[Element data from apps and pages]
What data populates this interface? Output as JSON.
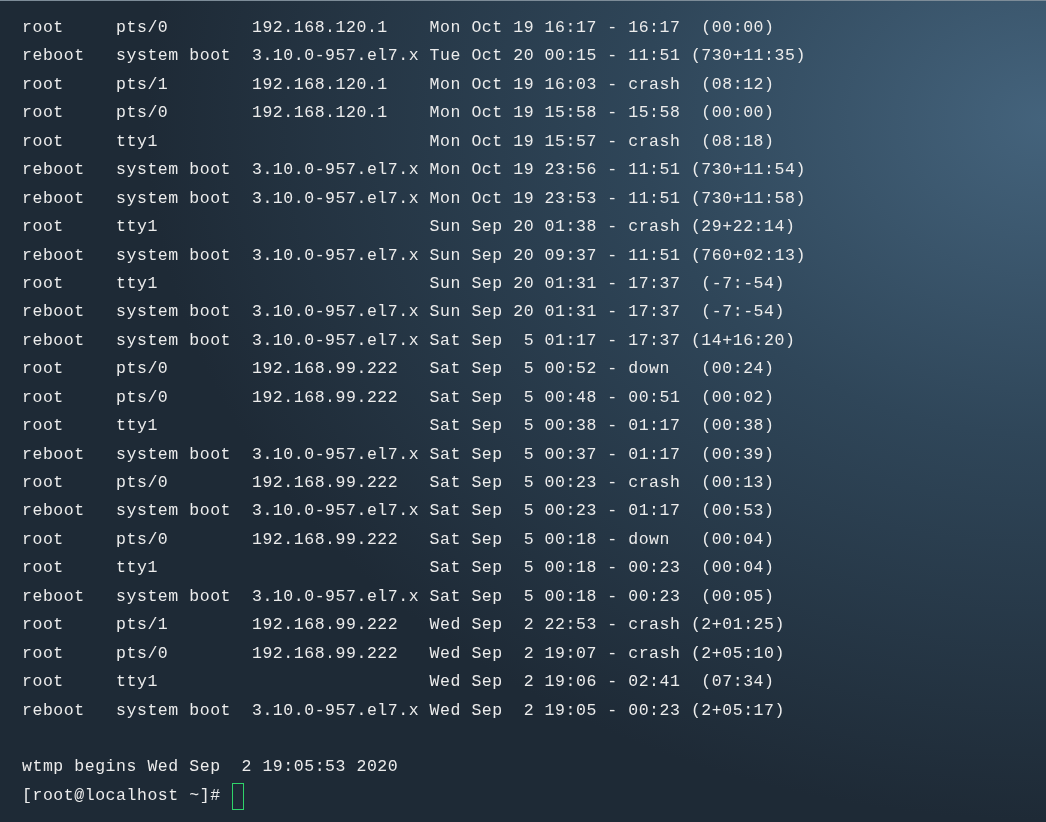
{
  "lines": [
    "root     pts/0        192.168.120.1    Mon Oct 19 16:17 - 16:17  (00:00)",
    "reboot   system boot  3.10.0-957.el7.x Tue Oct 20 00:15 - 11:51 (730+11:35)",
    "root     pts/1        192.168.120.1    Mon Oct 19 16:03 - crash  (08:12)",
    "root     pts/0        192.168.120.1    Mon Oct 19 15:58 - 15:58  (00:00)",
    "root     tty1                          Mon Oct 19 15:57 - crash  (08:18)",
    "reboot   system boot  3.10.0-957.el7.x Mon Oct 19 23:56 - 11:51 (730+11:54)",
    "reboot   system boot  3.10.0-957.el7.x Mon Oct 19 23:53 - 11:51 (730+11:58)",
    "root     tty1                          Sun Sep 20 01:38 - crash (29+22:14)",
    "reboot   system boot  3.10.0-957.el7.x Sun Sep 20 09:37 - 11:51 (760+02:13)",
    "root     tty1                          Sun Sep 20 01:31 - 17:37  (-7:-54)",
    "reboot   system boot  3.10.0-957.el7.x Sun Sep 20 01:31 - 17:37  (-7:-54)",
    "reboot   system boot  3.10.0-957.el7.x Sat Sep  5 01:17 - 17:37 (14+16:20)",
    "root     pts/0        192.168.99.222   Sat Sep  5 00:52 - down   (00:24)",
    "root     pts/0        192.168.99.222   Sat Sep  5 00:48 - 00:51  (00:02)",
    "root     tty1                          Sat Sep  5 00:38 - 01:17  (00:38)",
    "reboot   system boot  3.10.0-957.el7.x Sat Sep  5 00:37 - 01:17  (00:39)",
    "root     pts/0        192.168.99.222   Sat Sep  5 00:23 - crash  (00:13)",
    "reboot   system boot  3.10.0-957.el7.x Sat Sep  5 00:23 - 01:17  (00:53)",
    "root     pts/0        192.168.99.222   Sat Sep  5 00:18 - down   (00:04)",
    "root     tty1                          Sat Sep  5 00:18 - 00:23  (00:04)",
    "reboot   system boot  3.10.0-957.el7.x Sat Sep  5 00:18 - 00:23  (00:05)",
    "root     pts/1        192.168.99.222   Wed Sep  2 22:53 - crash (2+01:25)",
    "root     pts/0        192.168.99.222   Wed Sep  2 19:07 - crash (2+05:10)",
    "root     tty1                          Wed Sep  2 19:06 - 02:41  (07:34)",
    "reboot   system boot  3.10.0-957.el7.x Wed Sep  2 19:05 - 00:23 (2+05:17)"
  ],
  "footer": "wtmp begins Wed Sep  2 19:05:53 2020",
  "prompt": "[root@localhost ~]#"
}
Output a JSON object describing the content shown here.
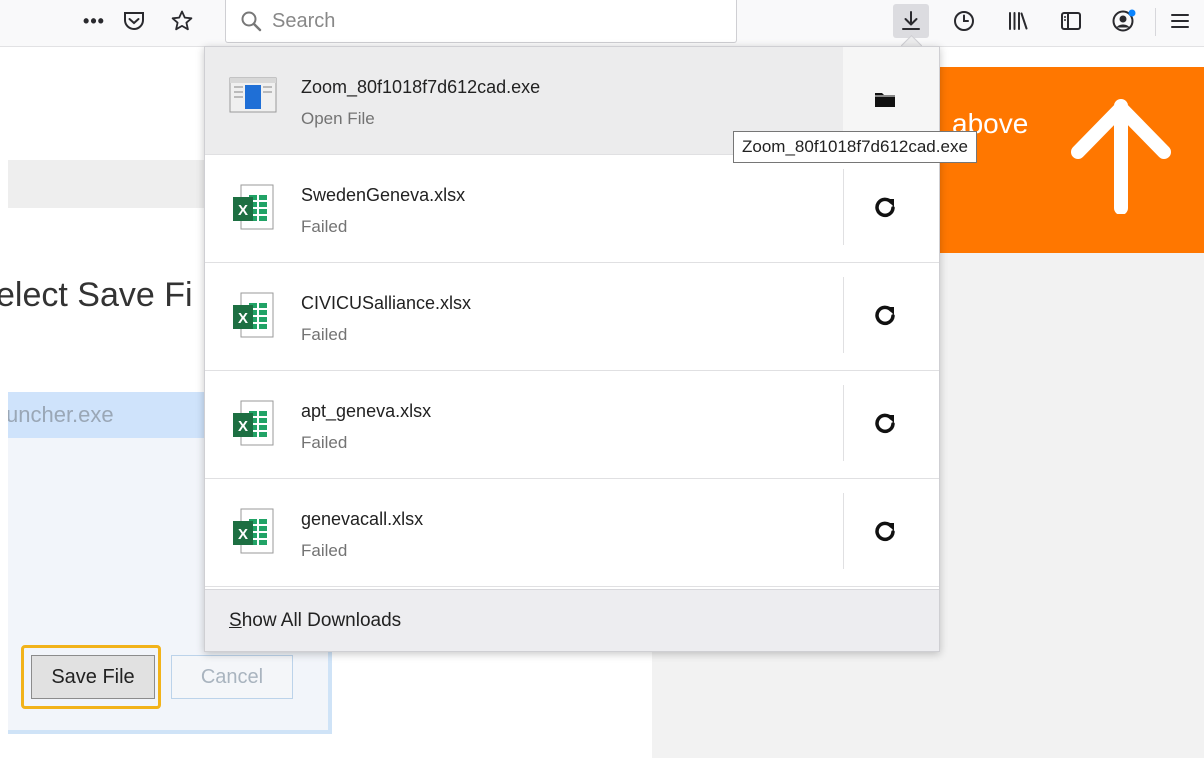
{
  "toolbar": {
    "overflow_label": "•••",
    "search_placeholder": "Search",
    "icons": [
      "overflow-icon",
      "pocket-icon",
      "star-icon",
      "search-icon",
      "download-icon",
      "history-icon",
      "library-icon",
      "sidebar-icon",
      "account-icon",
      "menu-icon"
    ]
  },
  "background_page": {
    "heading": "elect Save Fi",
    "filename_value": "uncher.exe",
    "save_button": "Save File",
    "cancel_button": "Cancel",
    "orange_card_text": "above",
    "orange_color": "#ff7700",
    "highlight_color": "#f2b31a"
  },
  "downloads": {
    "items": [
      {
        "name": "Zoom_80f1018f7d612cad.exe",
        "status": "Open File",
        "type": "exe",
        "action": "folder-icon"
      },
      {
        "name": "SwedenGeneva.xlsx",
        "status": "Failed",
        "type": "xlsx",
        "action": "retry-icon"
      },
      {
        "name": "CIVICUSalliance.xlsx",
        "status": "Failed",
        "type": "xlsx",
        "action": "retry-icon"
      },
      {
        "name": "apt_geneva.xlsx",
        "status": "Failed",
        "type": "xlsx",
        "action": "retry-icon"
      },
      {
        "name": "genevacall.xlsx",
        "status": "Failed",
        "type": "xlsx",
        "action": "retry-icon"
      }
    ],
    "footer_access_key": "S",
    "footer_rest": "how All Downloads"
  },
  "tooltip": {
    "text": "Zoom_80f1018f7d612cad.exe"
  }
}
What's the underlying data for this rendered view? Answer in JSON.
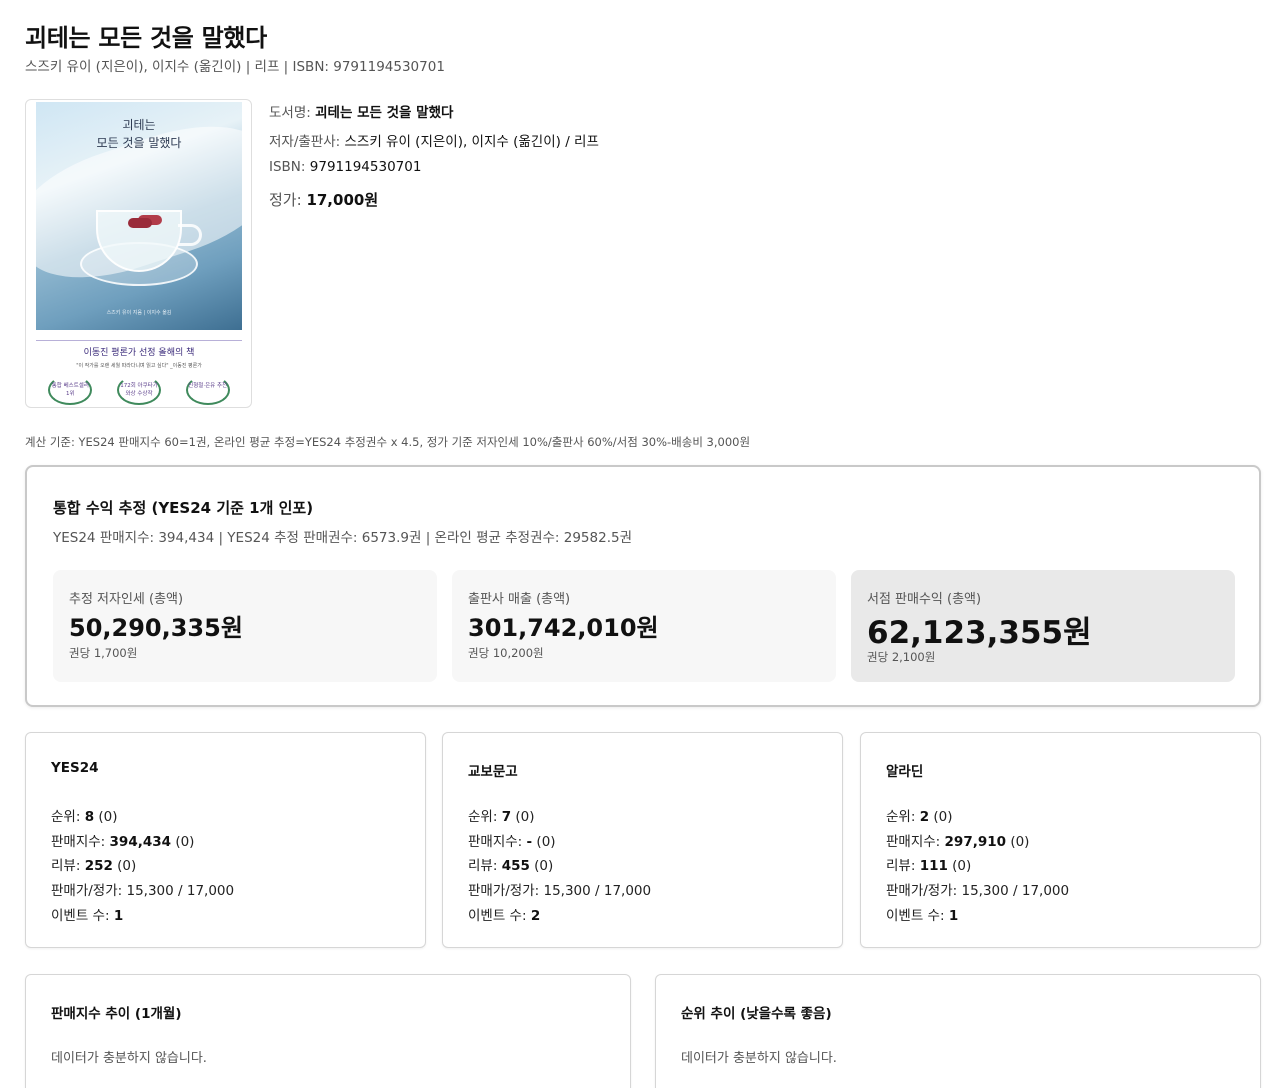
{
  "header": {
    "title": "괴테는 모든 것을 말했다",
    "subtitle": "스즈키 유이 (지은이), 이지수 (옮긴이) | 리프 | ISBN: 9791194530701"
  },
  "cover": {
    "title_line1": "괴테는",
    "title_line2": "모든 것을 말했다",
    "credit": "스즈키 유이 지음 | 이지수 옮김",
    "tagline": "이동진 평론가 선정 올해의 책",
    "quote": "\"이 작가를 오랜 세월 따라다니며 읽고 싶다\" _이동진 평론가",
    "badges": [
      "통합 베스트셀러 1위",
      "172회 아쿠타가와상 수상작",
      "신형철·은유 추천"
    ]
  },
  "details": {
    "title_label": "도서명: ",
    "title_value": "괴테는 모든 것을 말했다",
    "author_label": "저자/출판사: ",
    "author_value": "스즈키 유이 (지은이), 이지수 (옮긴이) / 리프",
    "isbn_label": "ISBN: ",
    "isbn_value": "9791194530701",
    "price_label": "정가: ",
    "price_value": "17,000원"
  },
  "calc_basis": "계산 기준: YES24 판매지수 60=1권, 온라인 평균 추정=YES24 추정권수 x 4.5, 정가 기준 저자인세 10%/출판사 60%/서점 30%-배송비 3,000원",
  "summary": {
    "title": "통합 수익 추정 (YES24 기준 1개 인포)",
    "sub": "YES24 판매지수: 394,434 | YES24 추정 판매권수: 6573.9권 | 온라인 평균 추정권수: 29582.5권",
    "metrics": [
      {
        "label": "추정 저자인세 (총액)",
        "value": "50,290,335원",
        "unit": "권당 1,700원"
      },
      {
        "label": "출판사 매출 (총액)",
        "value": "301,742,010원",
        "unit": "권당 10,200원"
      },
      {
        "label": "서점 판매수익 (총액)",
        "value": "62,123,355원",
        "unit": "권당 2,100원"
      }
    ]
  },
  "stores": [
    {
      "name": "YES24",
      "rank_label": "순위: ",
      "rank": "8",
      "rank_delta": " (0)",
      "index_label": "판매지수: ",
      "index": "394,434",
      "index_delta": " (0)",
      "review_label": "리뷰: ",
      "review": "252",
      "review_delta": " (0)",
      "price_line": "판매가/정가: 15,300 / 17,000",
      "event_label": "이벤트 수: ",
      "event": "1"
    },
    {
      "name": "교보문고",
      "rank_label": "순위: ",
      "rank": "7",
      "rank_delta": " (0)",
      "index_label": "판매지수: ",
      "index": "-",
      "index_delta": " (0)",
      "review_label": "리뷰: ",
      "review": "455",
      "review_delta": " (0)",
      "price_line": "판매가/정가: 15,300 / 17,000",
      "event_label": "이벤트 수: ",
      "event": "2"
    },
    {
      "name": "알라딘",
      "rank_label": "순위: ",
      "rank": "2",
      "rank_delta": " (0)",
      "index_label": "판매지수: ",
      "index": "297,910",
      "index_delta": " (0)",
      "review_label": "리뷰: ",
      "review": "111",
      "review_delta": " (0)",
      "price_line": "판매가/정가: 15,300 / 17,000",
      "event_label": "이벤트 수: ",
      "event": "1"
    }
  ],
  "trends": [
    {
      "title": "판매지수 추이 (1개월)",
      "empty": "데이터가 충분하지 않습니다."
    },
    {
      "title": "순위 추이 (낮을수록 좋음)",
      "empty": "데이터가 충분하지 않습니다."
    }
  ]
}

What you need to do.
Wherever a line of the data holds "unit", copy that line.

Result of this task.
        "unit": "권당 1,700원"
        "unit": "권당 10,200원"
        "unit": "권당 2,100원"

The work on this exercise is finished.